──────── Material for the task

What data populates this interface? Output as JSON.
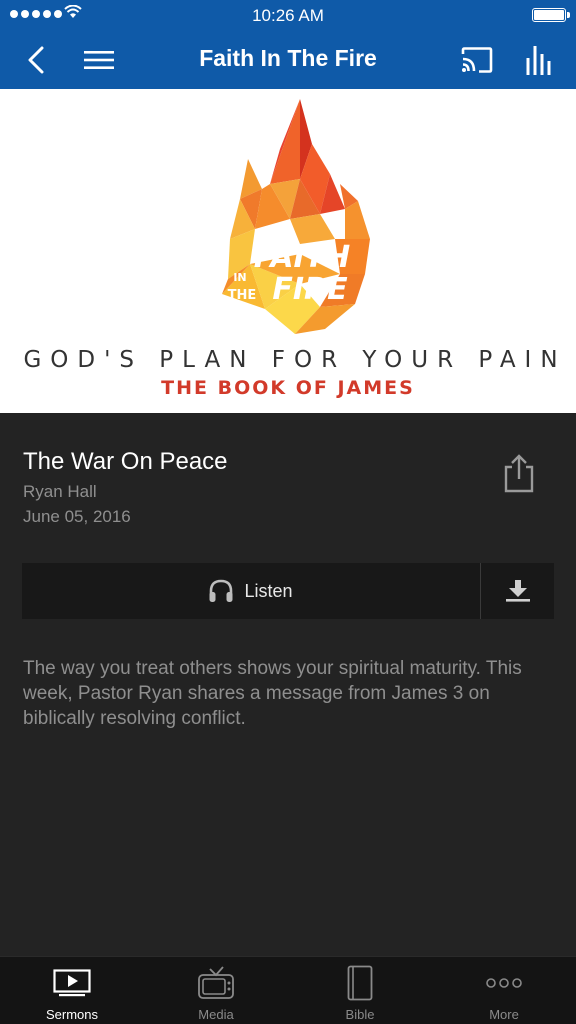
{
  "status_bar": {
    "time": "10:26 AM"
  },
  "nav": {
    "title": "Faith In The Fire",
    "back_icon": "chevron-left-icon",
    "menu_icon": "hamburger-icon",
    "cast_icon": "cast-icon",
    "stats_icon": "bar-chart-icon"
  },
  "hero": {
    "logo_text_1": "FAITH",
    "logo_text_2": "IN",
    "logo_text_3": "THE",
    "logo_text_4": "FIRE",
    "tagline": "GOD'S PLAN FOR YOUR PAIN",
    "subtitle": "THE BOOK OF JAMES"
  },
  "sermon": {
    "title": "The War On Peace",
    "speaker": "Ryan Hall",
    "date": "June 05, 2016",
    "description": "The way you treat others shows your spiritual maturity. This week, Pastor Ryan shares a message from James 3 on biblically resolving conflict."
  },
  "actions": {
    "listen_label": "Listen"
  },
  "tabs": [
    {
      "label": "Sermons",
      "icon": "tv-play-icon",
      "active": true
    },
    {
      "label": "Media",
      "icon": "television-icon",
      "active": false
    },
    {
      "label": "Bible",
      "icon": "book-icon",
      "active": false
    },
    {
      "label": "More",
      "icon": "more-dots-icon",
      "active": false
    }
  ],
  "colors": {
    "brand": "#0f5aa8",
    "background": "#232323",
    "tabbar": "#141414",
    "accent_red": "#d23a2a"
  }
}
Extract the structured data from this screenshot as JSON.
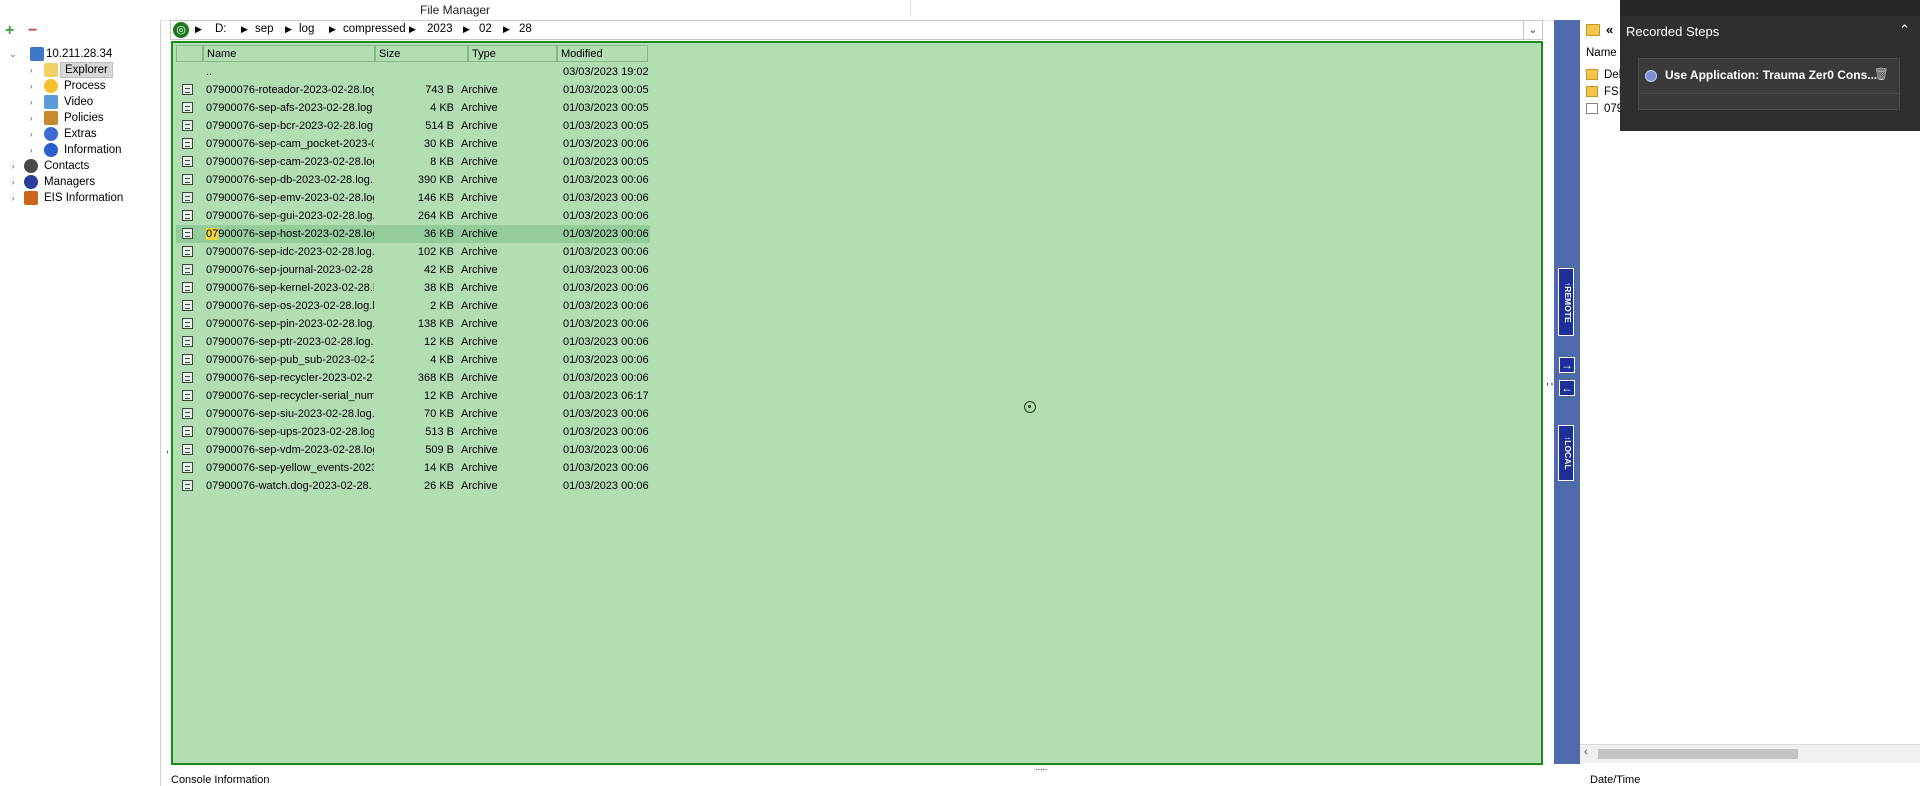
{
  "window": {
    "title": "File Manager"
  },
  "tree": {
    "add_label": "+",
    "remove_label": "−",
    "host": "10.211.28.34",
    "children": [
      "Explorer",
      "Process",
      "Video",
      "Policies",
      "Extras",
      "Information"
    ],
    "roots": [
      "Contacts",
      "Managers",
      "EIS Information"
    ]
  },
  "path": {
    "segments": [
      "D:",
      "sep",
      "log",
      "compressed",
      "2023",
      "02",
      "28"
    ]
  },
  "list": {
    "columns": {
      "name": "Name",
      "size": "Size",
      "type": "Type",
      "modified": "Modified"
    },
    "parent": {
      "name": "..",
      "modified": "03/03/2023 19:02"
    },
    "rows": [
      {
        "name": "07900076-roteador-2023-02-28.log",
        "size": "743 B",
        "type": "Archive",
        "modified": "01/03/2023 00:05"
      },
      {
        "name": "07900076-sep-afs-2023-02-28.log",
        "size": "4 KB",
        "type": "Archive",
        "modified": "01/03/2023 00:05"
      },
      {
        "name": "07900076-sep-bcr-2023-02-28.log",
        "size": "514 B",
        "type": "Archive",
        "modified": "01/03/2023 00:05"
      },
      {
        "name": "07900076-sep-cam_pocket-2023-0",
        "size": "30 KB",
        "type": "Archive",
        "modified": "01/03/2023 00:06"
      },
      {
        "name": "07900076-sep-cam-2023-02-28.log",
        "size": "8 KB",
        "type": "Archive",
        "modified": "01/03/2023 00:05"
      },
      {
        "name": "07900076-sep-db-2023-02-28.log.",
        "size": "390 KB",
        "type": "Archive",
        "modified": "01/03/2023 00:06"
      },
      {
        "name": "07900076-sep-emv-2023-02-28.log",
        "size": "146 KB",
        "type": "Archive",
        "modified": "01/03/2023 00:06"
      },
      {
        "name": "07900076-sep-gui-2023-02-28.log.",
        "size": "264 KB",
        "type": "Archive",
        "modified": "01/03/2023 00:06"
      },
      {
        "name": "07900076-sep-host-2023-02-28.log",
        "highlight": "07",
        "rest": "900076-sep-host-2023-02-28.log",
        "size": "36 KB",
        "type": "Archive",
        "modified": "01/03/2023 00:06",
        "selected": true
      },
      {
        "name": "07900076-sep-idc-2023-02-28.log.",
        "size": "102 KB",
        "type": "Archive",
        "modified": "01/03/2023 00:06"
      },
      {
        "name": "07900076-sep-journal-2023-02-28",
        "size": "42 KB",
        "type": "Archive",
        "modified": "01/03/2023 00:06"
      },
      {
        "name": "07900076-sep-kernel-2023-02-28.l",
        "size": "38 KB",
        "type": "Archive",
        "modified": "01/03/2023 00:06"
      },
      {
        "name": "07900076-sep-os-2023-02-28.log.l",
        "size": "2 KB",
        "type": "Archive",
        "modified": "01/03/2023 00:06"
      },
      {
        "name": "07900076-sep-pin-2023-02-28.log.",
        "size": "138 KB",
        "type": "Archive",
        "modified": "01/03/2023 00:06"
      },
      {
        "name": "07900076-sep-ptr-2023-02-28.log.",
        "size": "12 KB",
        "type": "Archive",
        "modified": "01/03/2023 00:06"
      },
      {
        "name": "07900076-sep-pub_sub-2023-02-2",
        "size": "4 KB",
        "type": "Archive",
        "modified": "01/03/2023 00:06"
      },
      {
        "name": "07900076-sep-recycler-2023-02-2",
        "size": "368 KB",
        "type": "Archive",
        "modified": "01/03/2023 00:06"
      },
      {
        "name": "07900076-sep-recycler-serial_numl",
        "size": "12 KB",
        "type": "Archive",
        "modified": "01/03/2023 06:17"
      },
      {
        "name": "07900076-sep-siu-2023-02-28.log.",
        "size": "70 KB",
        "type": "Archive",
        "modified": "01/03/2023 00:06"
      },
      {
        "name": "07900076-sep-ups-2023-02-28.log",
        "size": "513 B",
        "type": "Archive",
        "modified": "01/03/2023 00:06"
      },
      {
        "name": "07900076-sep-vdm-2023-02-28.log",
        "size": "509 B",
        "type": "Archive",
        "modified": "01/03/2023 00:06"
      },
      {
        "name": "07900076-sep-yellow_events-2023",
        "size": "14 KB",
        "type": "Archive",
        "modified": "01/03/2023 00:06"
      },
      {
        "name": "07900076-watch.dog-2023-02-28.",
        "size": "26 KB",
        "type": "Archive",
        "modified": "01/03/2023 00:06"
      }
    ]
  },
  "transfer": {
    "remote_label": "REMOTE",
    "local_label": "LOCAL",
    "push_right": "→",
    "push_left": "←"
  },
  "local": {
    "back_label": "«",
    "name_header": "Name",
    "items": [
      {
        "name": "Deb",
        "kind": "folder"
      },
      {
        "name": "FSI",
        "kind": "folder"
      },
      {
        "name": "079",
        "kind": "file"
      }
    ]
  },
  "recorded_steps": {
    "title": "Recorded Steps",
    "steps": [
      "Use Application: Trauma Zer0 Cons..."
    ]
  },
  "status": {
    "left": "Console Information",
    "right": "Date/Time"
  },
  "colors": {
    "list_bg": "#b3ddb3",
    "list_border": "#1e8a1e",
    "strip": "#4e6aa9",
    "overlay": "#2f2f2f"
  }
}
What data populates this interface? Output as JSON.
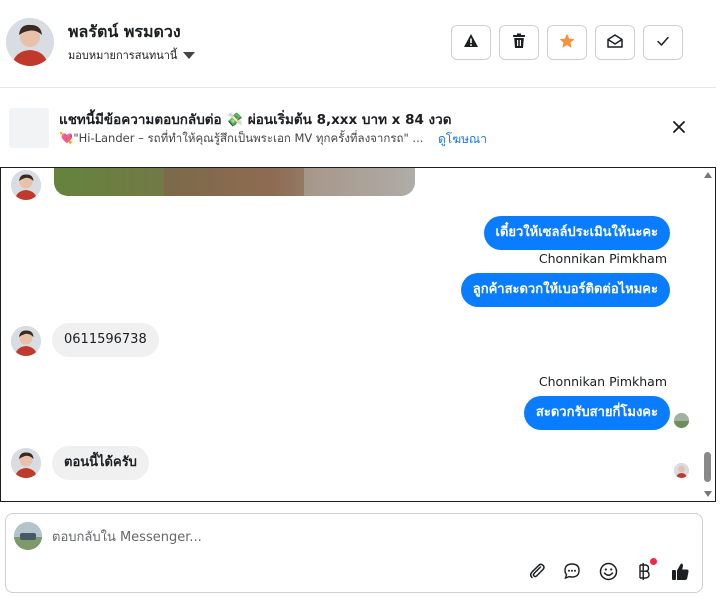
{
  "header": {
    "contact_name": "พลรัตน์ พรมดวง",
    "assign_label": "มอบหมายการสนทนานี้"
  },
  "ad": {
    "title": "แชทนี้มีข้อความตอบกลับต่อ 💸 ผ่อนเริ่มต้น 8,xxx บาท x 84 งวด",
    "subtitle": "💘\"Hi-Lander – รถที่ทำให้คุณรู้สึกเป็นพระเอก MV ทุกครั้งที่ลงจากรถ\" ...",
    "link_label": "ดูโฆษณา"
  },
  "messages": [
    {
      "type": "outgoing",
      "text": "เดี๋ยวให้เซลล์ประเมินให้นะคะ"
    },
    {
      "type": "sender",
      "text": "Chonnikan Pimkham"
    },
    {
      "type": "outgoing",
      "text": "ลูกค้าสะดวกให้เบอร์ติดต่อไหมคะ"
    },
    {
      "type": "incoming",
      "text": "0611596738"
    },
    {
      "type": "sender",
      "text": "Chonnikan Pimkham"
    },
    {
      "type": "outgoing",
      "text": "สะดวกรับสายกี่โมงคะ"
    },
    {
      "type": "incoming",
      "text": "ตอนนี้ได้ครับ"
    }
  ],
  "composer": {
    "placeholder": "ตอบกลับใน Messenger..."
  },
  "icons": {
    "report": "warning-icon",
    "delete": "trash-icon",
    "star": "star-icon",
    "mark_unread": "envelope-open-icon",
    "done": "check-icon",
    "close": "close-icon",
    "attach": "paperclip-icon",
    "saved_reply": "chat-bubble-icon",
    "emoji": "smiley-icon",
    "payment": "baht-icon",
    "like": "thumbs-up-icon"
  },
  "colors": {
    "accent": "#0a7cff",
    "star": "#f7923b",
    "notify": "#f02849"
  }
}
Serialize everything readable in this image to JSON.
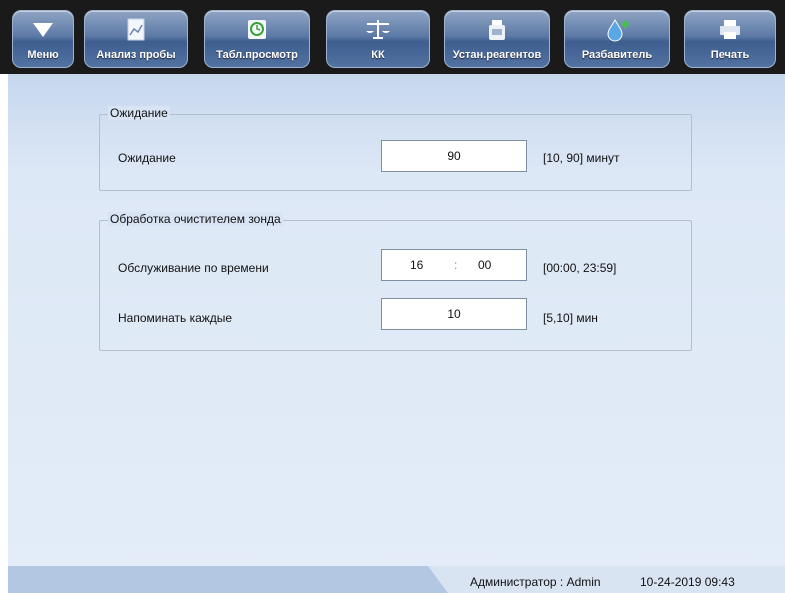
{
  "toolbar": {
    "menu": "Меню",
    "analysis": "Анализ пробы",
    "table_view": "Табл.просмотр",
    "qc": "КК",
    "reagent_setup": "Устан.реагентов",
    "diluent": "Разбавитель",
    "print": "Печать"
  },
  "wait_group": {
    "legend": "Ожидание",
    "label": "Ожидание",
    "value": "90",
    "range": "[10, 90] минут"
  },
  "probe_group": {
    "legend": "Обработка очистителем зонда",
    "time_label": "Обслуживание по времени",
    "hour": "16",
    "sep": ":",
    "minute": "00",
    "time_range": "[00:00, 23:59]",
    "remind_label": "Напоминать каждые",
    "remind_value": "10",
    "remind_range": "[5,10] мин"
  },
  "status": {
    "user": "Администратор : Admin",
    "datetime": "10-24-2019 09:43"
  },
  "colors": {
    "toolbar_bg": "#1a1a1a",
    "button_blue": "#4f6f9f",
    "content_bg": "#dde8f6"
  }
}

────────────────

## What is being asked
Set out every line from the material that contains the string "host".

## Answer space
    "host": "10.211.28.34",
        "name": "07900076-sep-host-2023-02-28.log",
        "rest": "900076-sep-host-2023-02-28.log",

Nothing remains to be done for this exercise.